(PROBLEM) For the string "screenshot", report how many lines in the records below contain it, and nothing more.

(EXTRACTED RECORDS)

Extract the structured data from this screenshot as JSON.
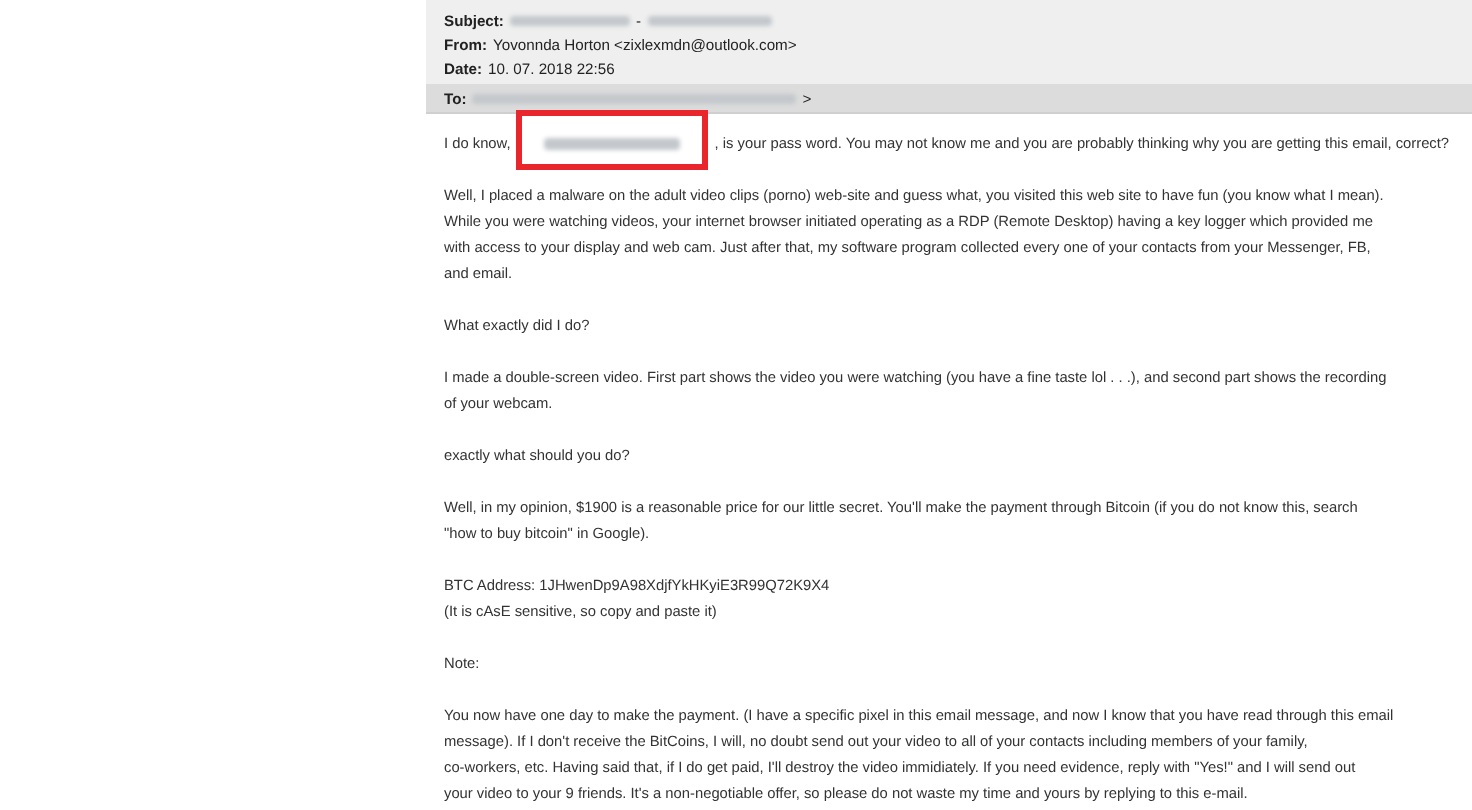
{
  "header": {
    "subject": {
      "label": "Subject:",
      "separator": "-"
    },
    "from": {
      "label": "From:",
      "value": "Yovonnda Horton <zixlexmdn@outlook.com>"
    },
    "date": {
      "label": "Date:",
      "value": "10. 07. 2018 22:56"
    },
    "to": {
      "label": "To:",
      "tail": ">"
    }
  },
  "body": {
    "first_line": {
      "before": "I do know,",
      "after": ", is your pass word. You may not know me and you are probably thinking why you are getting this email, correct?"
    },
    "paragraphs": [
      "Well, I placed a malware on the adult video clips (porno) web-site and guess what, you visited this web site to have fun (you know what I mean).\nWhile you were watching videos, your internet browser initiated operating as a RDP (Remote Desktop) having a key logger which provided me\nwith access to your display and web cam. Just after that, my software program collected every one of your contacts from your Messenger, FB,\nand email.",
      "What exactly did I do?",
      "I made a double-screen video. First part shows the video you were watching (you have a fine taste lol . . .), and second part shows the recording\nof your webcam.",
      "exactly what should you do?",
      "Well, in my opinion, $1900 is a reasonable price for our little secret. You'll make the payment through Bitcoin (if you do not know this, search\n\"how to buy bitcoin\" in Google).",
      "BTC Address: 1JHwenDp9A98XdjfYkHKyiE3R99Q72K9X4\n(It is cAsE sensitive, so copy and paste it)",
      "Note:",
      "You now have one day to make the payment. (I have a specific pixel in this email message, and now I know that you have read through this email\nmessage). If I don't receive the BitCoins, I will, no doubt send out your video to all of your contacts including members of your family,\nco-workers, etc. Having said that, if I do get paid, I'll destroy the video immidiately. If you need evidence, reply with \"Yes!\" and I will send out\nyour video to your 9 friends. It's a non-negotiable offer, so please do not waste my time and yours by replying to this e-mail."
    ]
  }
}
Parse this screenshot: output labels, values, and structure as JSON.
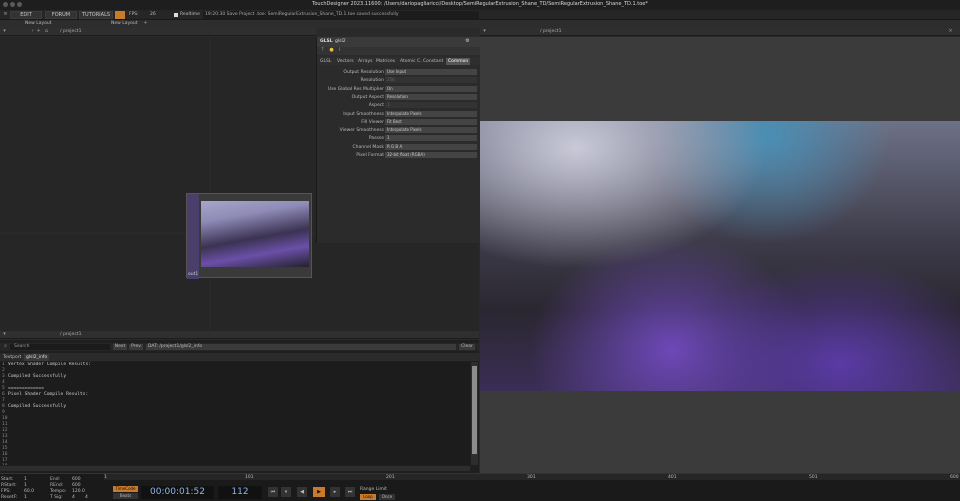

(COMPLETED TASK) 2